Hillesum reads from her own Jewish tradition and from the Christian tradition, and she senses increasingly that something or someone has a claim on her life. After her arrest and while waiting to be deported, she writes that she has come to realize that in this world someone has to take responsibility for God. “That is, someone in the middle of the horrors of the Gestapo destruction in Holland-somebody has to live as thought the Gestapo was not controlling the universe. Somebody has to live as though things are just different, and she says that someone unfortunately seems to be me” (rough quote of Williams’ commentary). So Hillesum becomes burdened with the idea of taking responsibility for God-that is, living in such a way that God becomes credible. And that is precisely how she lived in the deportation camp and at Auschwitz. In some of her last diary pages which were crumpled up and thrown out of the train, she writes, “and we left the camp singing.” Williams’ then highlights the notion of “making oneself a sign of God in a godless world.” Then he adds, “you can see that that is about your body, not just about what you say but putting your whole self on the line, as when you kneel down you are expressing a wholeness in response to God.” Thus, even in the midst of something as horrible as Auschwitz, one can by becoming a sign of God “make God real.” This recalls what Williams said in his first lecture about Nyssa and prayer and reconciliation. It also sits well with the 17th century idea of “landing where you are” (discussed in his second lecture). Williams sees Etty Hillesum as “a powerful and unconventional 20th century version” of just such a landing. Sadly, she died at the very young age of 27 at Auschwitz. Like Weil, Hillesum was never baptized and no one is quite sure where she stood at the end of her life with regard to the Christian faith. Nonetheless, in the last years of her life, she lived the Gospel in a way that would perhaps put most modern, Western Christians to shame. Interestingly, among the people whom she met at Westerbork, which was the holding camp which people were sent before being shipped to Auschwitz, were two Jewish, Carmelite nuns both members of St. Theresa’s reformed Carmelite order. One of these nuns was the great Edith Stein, who was of course one of the greatest Catholic thinkers of the twentieth century. Stein also died in Auschwitz because she refused to separate herself as a Catholic from her Jewish brothers and sisters.

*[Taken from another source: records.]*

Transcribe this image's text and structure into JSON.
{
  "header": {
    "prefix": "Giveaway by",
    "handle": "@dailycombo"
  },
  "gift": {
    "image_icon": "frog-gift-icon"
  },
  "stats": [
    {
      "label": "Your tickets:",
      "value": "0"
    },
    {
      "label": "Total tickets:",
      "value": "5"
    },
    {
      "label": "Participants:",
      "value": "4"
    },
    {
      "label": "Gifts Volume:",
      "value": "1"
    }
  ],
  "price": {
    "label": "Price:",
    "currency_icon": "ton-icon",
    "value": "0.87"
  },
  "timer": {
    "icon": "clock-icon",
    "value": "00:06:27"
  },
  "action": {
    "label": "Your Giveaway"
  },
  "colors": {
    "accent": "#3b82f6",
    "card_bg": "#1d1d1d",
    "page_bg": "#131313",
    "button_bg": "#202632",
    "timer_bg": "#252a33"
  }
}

These are Williams’ “outsiders,” all of which, as he says, are “challenging, quirky, strange figures.” Before transitioning to discuss the monks, Williams ends with a great line and an image that has made me smile for several days: “I sometimes fantasize about that particular corner in heaven where 20th century, Jewish, women philosophers get together. Simone Weil, Etty Hillesum, Edith Stein, Gillian Rose, Rosa Luxemburg, and Hannah Arendt. And my goodness that would be a hard place to eavesdrop.”